══ DATA RECORDS

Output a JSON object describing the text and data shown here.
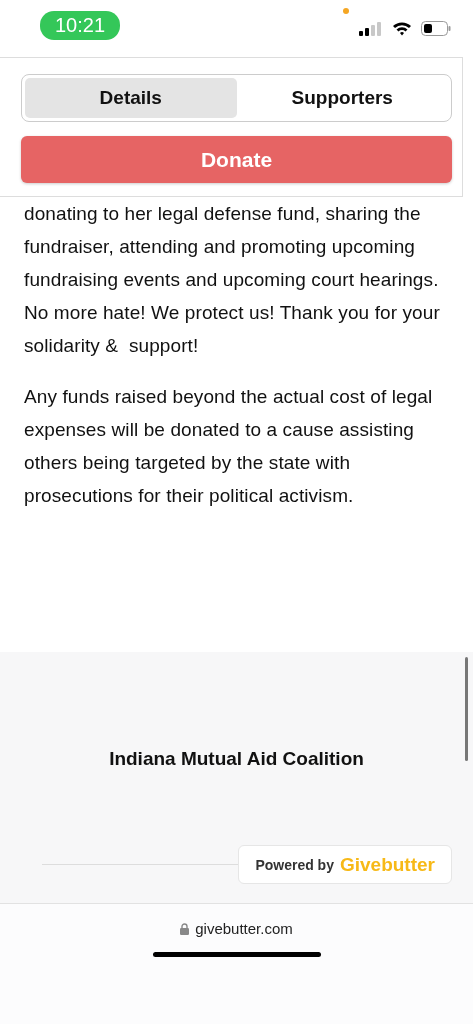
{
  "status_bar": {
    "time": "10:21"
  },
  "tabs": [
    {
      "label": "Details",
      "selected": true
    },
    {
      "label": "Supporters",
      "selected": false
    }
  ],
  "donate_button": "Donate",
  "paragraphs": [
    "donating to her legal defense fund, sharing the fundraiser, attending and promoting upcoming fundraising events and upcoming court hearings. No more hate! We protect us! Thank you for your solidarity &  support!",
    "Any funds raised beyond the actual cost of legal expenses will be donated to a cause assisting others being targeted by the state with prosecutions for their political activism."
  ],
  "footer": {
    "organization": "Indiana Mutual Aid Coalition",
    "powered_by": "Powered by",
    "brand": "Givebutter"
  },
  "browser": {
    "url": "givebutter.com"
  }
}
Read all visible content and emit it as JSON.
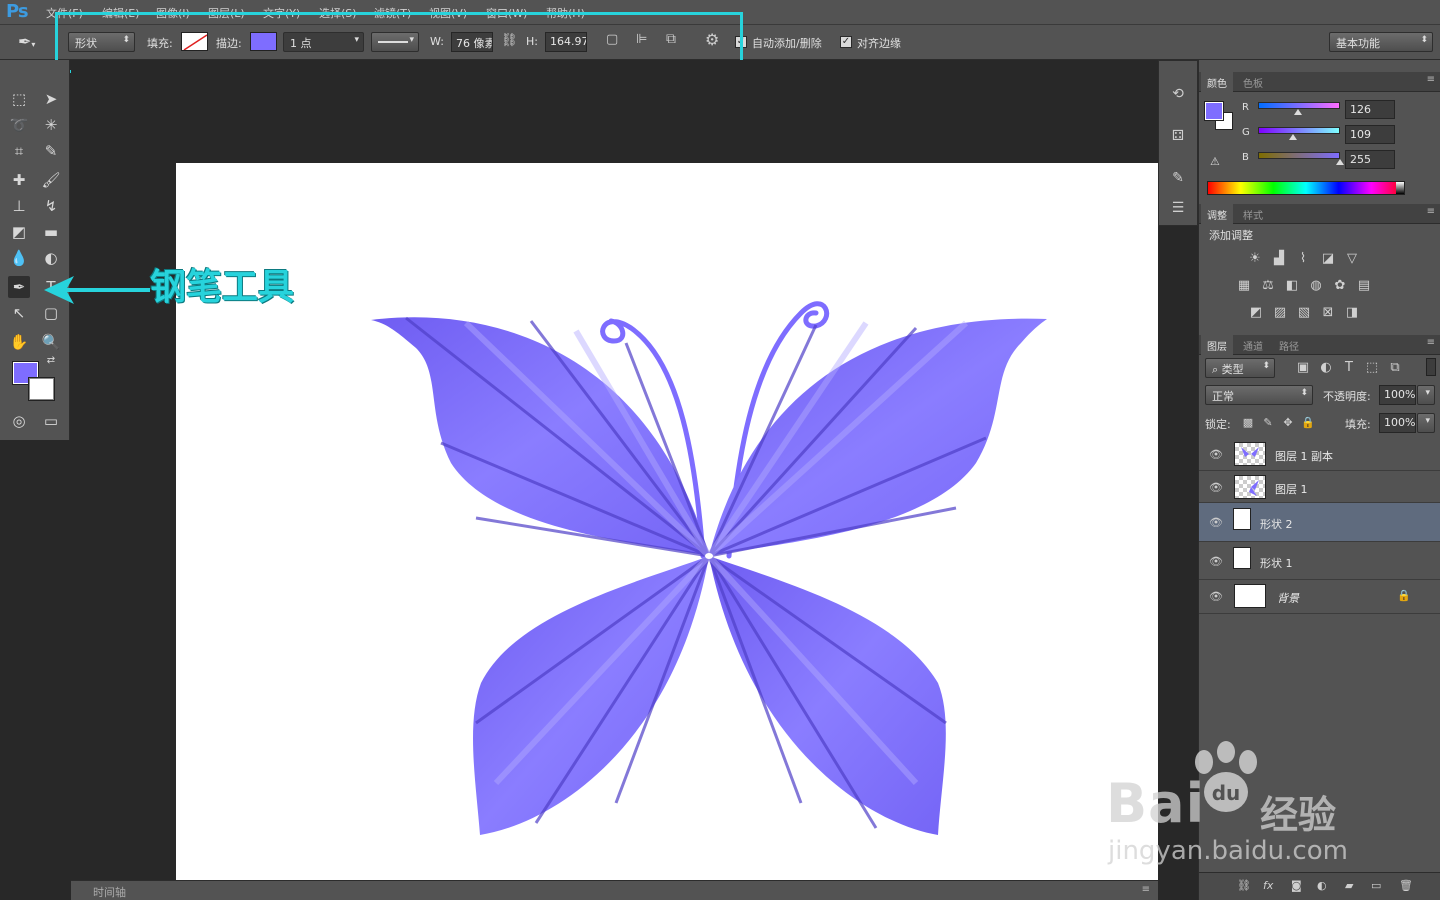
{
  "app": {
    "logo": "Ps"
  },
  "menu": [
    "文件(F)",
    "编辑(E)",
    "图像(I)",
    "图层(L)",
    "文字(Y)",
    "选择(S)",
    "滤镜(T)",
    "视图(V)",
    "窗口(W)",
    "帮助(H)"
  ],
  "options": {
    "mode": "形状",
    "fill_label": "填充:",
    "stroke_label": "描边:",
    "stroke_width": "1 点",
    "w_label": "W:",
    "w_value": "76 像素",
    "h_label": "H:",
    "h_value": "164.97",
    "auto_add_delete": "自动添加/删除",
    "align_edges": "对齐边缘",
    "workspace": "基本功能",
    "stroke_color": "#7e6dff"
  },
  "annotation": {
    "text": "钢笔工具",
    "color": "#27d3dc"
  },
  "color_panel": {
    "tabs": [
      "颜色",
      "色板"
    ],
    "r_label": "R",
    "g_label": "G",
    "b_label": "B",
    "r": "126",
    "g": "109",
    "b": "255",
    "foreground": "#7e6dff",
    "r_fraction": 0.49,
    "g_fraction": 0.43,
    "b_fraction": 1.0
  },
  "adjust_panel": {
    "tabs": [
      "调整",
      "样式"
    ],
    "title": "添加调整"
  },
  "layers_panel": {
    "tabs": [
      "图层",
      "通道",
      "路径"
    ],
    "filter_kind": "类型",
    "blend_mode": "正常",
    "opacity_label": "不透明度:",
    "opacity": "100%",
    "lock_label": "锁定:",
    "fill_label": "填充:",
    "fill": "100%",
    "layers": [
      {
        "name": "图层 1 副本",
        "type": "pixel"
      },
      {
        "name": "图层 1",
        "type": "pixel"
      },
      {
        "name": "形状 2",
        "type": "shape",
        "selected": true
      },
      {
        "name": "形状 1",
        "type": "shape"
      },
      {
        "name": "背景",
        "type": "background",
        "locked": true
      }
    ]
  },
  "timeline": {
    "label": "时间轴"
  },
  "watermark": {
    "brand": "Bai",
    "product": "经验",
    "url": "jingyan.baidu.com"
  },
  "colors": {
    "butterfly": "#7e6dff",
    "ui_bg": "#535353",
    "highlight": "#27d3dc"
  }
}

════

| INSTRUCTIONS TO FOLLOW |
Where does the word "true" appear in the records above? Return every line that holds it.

| ANSWER FOR THE TASK |
      "selected": true
        "selected": true
        "locked": true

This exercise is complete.